In 2011, we knew that the transition to a democratic Libya would be complicated. Ten years later, we can see that it was a failure.
In 2011, Khalid Albaih’s cartoons on the Arab Spring went viral in the Middle East and North Africa. In this series for Al Jazeera, he revisits some of his work, reflecting on the difference the past decade has made for the people of the region.
I grew up in Doha, not knowing much about Libya except for Muammar Gaddafi, whose popstar attitude – expressed in his extravagant fashion choices and feminine bodyguards – made him the Michael Jackson of politics in the region. For me it was Saddam Hussain with a fashion sense and more kids.
Gaddafi had a strong hold on power for 40 years. Despite his support for revolutionary groups and ideas abroad, such as the Black Panthers and the Polisario Front, in Libya, Gaddafi was brutal towards those who opposed him.
For years, Libyan youth was seen as apolitical, largely because of the way Gaddafi viewed his enemies and because the country was seen as financially stable compared to the rest of the Arab world.
But in early February 2011, they proved the world wrong. Libya had been hit by the same flames of anger that had ignited the Arab Spring in Tunisia a few months earlier. And it turned out that being financially comfortable was not a substitute for freedom.
The country fearlessly rose up against Gaddafi, sounding the alarm for dictators in the region: if the Libyan people were not afraid of Gaddafi, that meant that none of them were safe either. . I continue to believe that the protests in Libya were the catalyst for regional governments to turn to extreme violence as a means of quelling the uprisings.

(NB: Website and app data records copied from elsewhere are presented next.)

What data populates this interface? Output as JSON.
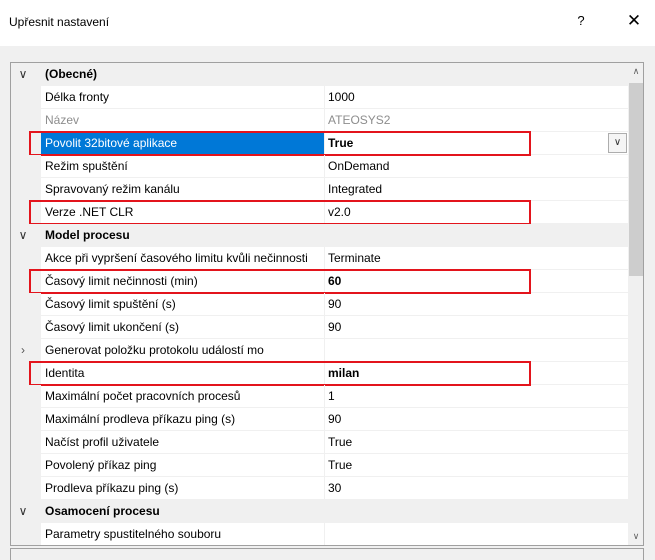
{
  "window": {
    "title": "Upřesnit nastavení",
    "help_label": "?",
    "close_label": "✕"
  },
  "properties": [
    {
      "kind": "category",
      "expanded": true,
      "name": "(Obecné)"
    },
    {
      "kind": "property",
      "name": "Délka fronty",
      "value": "1000"
    },
    {
      "kind": "property",
      "name": "Název",
      "value": "ATEOSYS2",
      "disabled": true
    },
    {
      "kind": "property",
      "name": "Povolit 32bitové aplikace",
      "value": "True",
      "selected": true,
      "bold": true,
      "highlighted": true,
      "has_dropdown": true
    },
    {
      "kind": "property",
      "name": "Režim spuštění",
      "value": "OnDemand"
    },
    {
      "kind": "property",
      "name": "Spravovaný režim kanálu",
      "value": "Integrated"
    },
    {
      "kind": "property",
      "name": "Verze .NET CLR",
      "value": "v2.0",
      "highlighted": true
    },
    {
      "kind": "category",
      "expanded": true,
      "name": "Model procesu"
    },
    {
      "kind": "property",
      "name": "Akce při vypršení časového limitu kvůli nečinnosti",
      "value": "Terminate"
    },
    {
      "kind": "property",
      "name": "Časový limit nečinnosti (min)",
      "value": "60",
      "bold": true,
      "highlighted": true
    },
    {
      "kind": "property",
      "name": "Časový limit spuštění (s)",
      "value": "90"
    },
    {
      "kind": "property",
      "name": "Časový limit ukončení (s)",
      "value": "90"
    },
    {
      "kind": "property",
      "name": "Generovat položku protokolu událostí mo",
      "value": "",
      "collapsible": true
    },
    {
      "kind": "property",
      "name": "Identita",
      "value": "milan",
      "bold": true,
      "highlighted": true
    },
    {
      "kind": "property",
      "name": "Maximální počet pracovních procesů",
      "value": "1"
    },
    {
      "kind": "property",
      "name": "Maximální prodleva příkazu ping (s)",
      "value": "90"
    },
    {
      "kind": "property",
      "name": "Načíst profil uživatele",
      "value": "True"
    },
    {
      "kind": "property",
      "name": "Povolený příkaz ping",
      "value": "True"
    },
    {
      "kind": "property",
      "name": "Prodleva příkazu ping (s)",
      "value": "30"
    },
    {
      "kind": "category",
      "expanded": true,
      "name": "Osamocení procesu"
    },
    {
      "kind": "property",
      "name": "Parametry spustitelného souboru",
      "value": ""
    }
  ],
  "glyphs": {
    "expanded": "∨",
    "collapsed": "›",
    "dropdown": "∨",
    "scroll_up": "∧",
    "scroll_down": "∨"
  },
  "colors": {
    "selection": "#0078d7",
    "highlight_box": "#e3141c",
    "disabled_text": "#8d8d8d"
  }
}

In early 2011, I remember looking at grainy Al Jazeera cellphone images of protesters throwing their shoes at a cartoon of Gaddafi engraved on a wall. The existence of the cartoon was enough to show how much the public’s fear of it had been shattered. Street art meant that someone dared to risk their life to create it. The fact that the artist had time to draw it and that people were protesting and filming it was a clear indication that the revolution was real.
Then what happened next happened too quickly: the NATO-led air intervention and the death of Gaddafi at the hands of the rebels in October 2011. But the fighting never stopped because, from the army to the system judiciary, there had been no independent institutions in the country and the unity among the Libyan tribal society was weak. It was a fact that, unfortunately, Gaddafi was Libya.
The transition to a new democratic Libya would be complicated. That’s what this #khartoon I drew in 2011 was all about.
Today, in 2021, we see that the democratic transition has been a failure.
Libya, as a unified state, finally collapsed in 2014. Meanwhile, the distribution of Gaddafi’s arsenal among local factions backed by geopolitics, the refugee crisis, human trafficking and the re-established slave trade, ISIS (ISIS) and the inability to unite the fighting factions made the situation even more complicated.
Ten years later, the situation in Libya is still a Rubik’s cube of complexity – an ongoing game, a puzzle that remains unsolved. Yet hope still remains. Spring will return.
The opinions expressed in this article are those of the author and do not necessarily reflect the editorial position of Al Jazeera.